Recently the Indianapolis Business Journal carried a front-page story reporting a revolution in university life. “Indiana University is considering leasing its parking assets in Bloomington and Indianapolis.” This would be following the lead of Ohio State.
First, a bit of background: Many years ago, the president of the University of California described the tasks of a college leader: to provide football for the alumni, sex for the students, and parking for the faculty.
IU seems to be wavering from this traditional direction. Leasing the parking lots currently managed by the university will bring in a big bundle of money now (Ohio State got $483 million) and several million each year.

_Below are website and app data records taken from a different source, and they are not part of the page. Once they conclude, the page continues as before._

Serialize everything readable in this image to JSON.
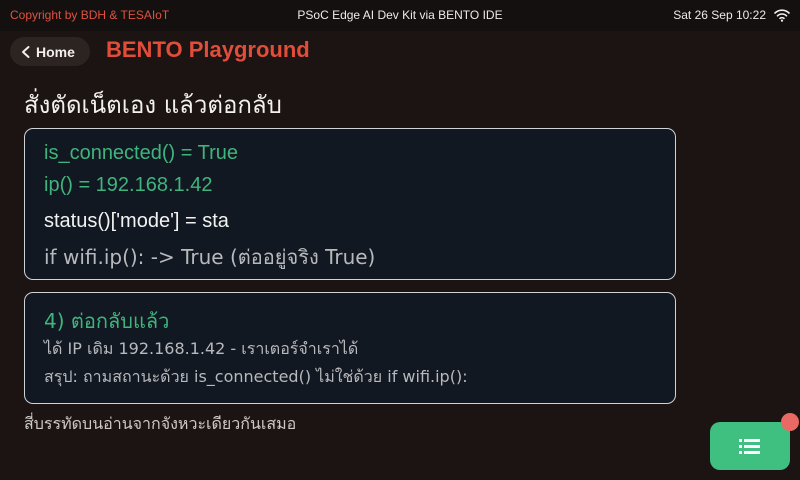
{
  "topbar": {
    "copyright": "Copyright by BDH & TESAIoT",
    "title": "PSoC Edge AI Dev Kit via BENTO IDE",
    "clock": "Sat 26 Sep 10:22",
    "wifi_icon": "wifi-icon"
  },
  "nav": {
    "home_label": "Home",
    "app_title": "BENTO Playground"
  },
  "page": {
    "heading": "สั่งตัดเน็ตเอง แล้วต่อกลับ"
  },
  "card1": {
    "line1": "is_connected() = True",
    "line2": "ip() = 192.168.1.42",
    "line3": "status()['mode'] = sta",
    "line4": "if wifi.ip(): -> True   (ต่ออยู่จริง True)"
  },
  "card2": {
    "title": "4) ต่อกลับแล้ว",
    "line1": "ได้ IP เดิม 192.168.1.42 - เราเตอร์จำเราได้",
    "line2": "สรุป: ถามสถานะด้วย is_connected() ไม่ใช่ด้วย if wifi.ip():"
  },
  "footer": {
    "note": "สี่บรรทัดบนอ่านจากจังหวะเดียวกันเสมอ"
  },
  "fab": {
    "icon": "list-icon",
    "color": "#3fbf80",
    "badge_color": "#e86a62"
  },
  "colors": {
    "accent": "#e24d3a",
    "success": "#3fb47c",
    "background": "#1b1413",
    "card": "#121821"
  }
}
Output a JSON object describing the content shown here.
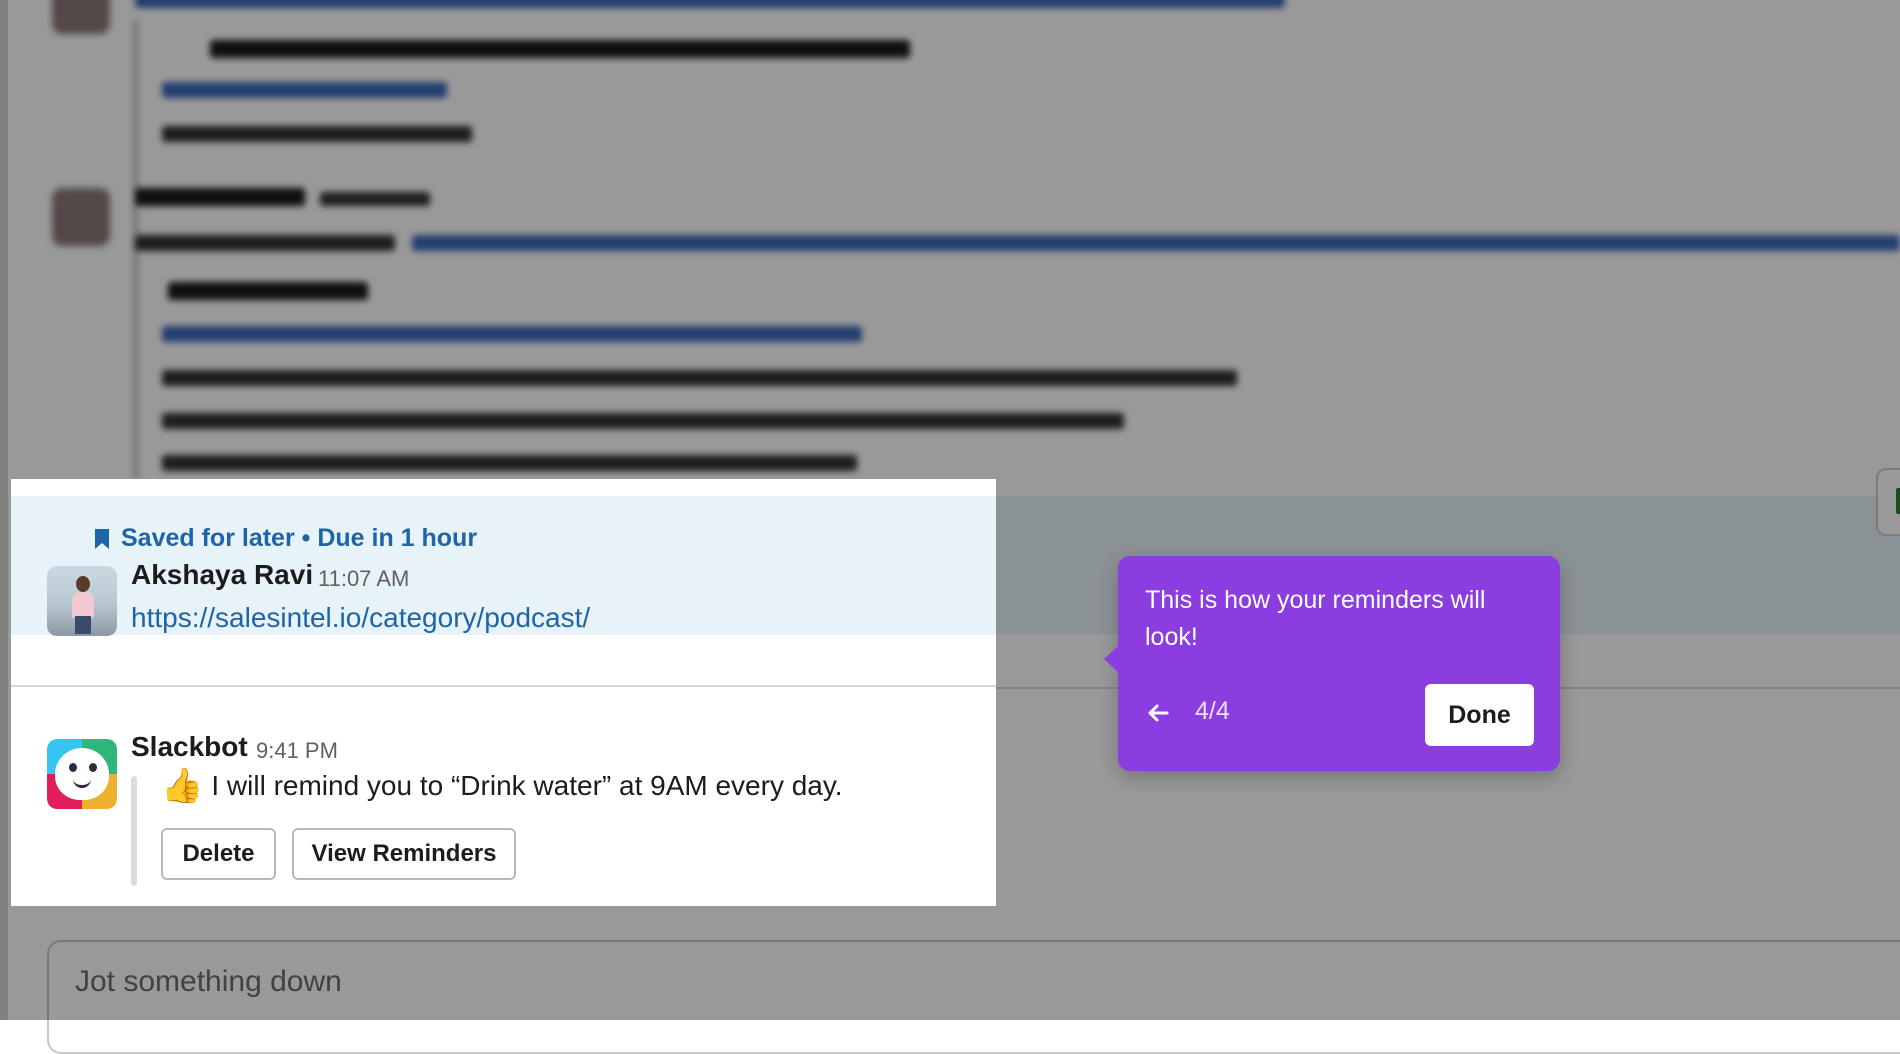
{
  "composer": {
    "placeholder": "Jot something down"
  },
  "saved_message": {
    "status": "Saved for later • Due in 1 hour",
    "author": "Akshaya Ravi",
    "time": "11:07 AM",
    "link": "https://salesintel.io/category/podcast/"
  },
  "slackbot_message": {
    "author": "Slackbot",
    "time": "9:41 PM",
    "emoji": "👍",
    "text": "I will remind you to “Drink water” at 9AM every day.",
    "delete_label": "Delete",
    "view_label": "View Reminders"
  },
  "tooltip": {
    "text": "This is how your reminders will look!",
    "step": "4/4",
    "done_label": "Done"
  },
  "colors": {
    "accent": "#8c3de0",
    "link": "#1d64a8",
    "highlight": "#e8f3f9"
  },
  "icons": [
    "bookmark-icon",
    "back-arrow-icon",
    "thumbs-up-icon"
  ]
}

Critics immediately pointed to the major questions such a deal brings forth: What will the university do with the up-front money? How much would private sector operators of the parking lots increase fees to make their financial goals? What provisions are made for improvement of the campus parking arrangements? Will land now devoted to parking be available for alternative uses in the future without having to pay an extraordinary amount to the lease holder?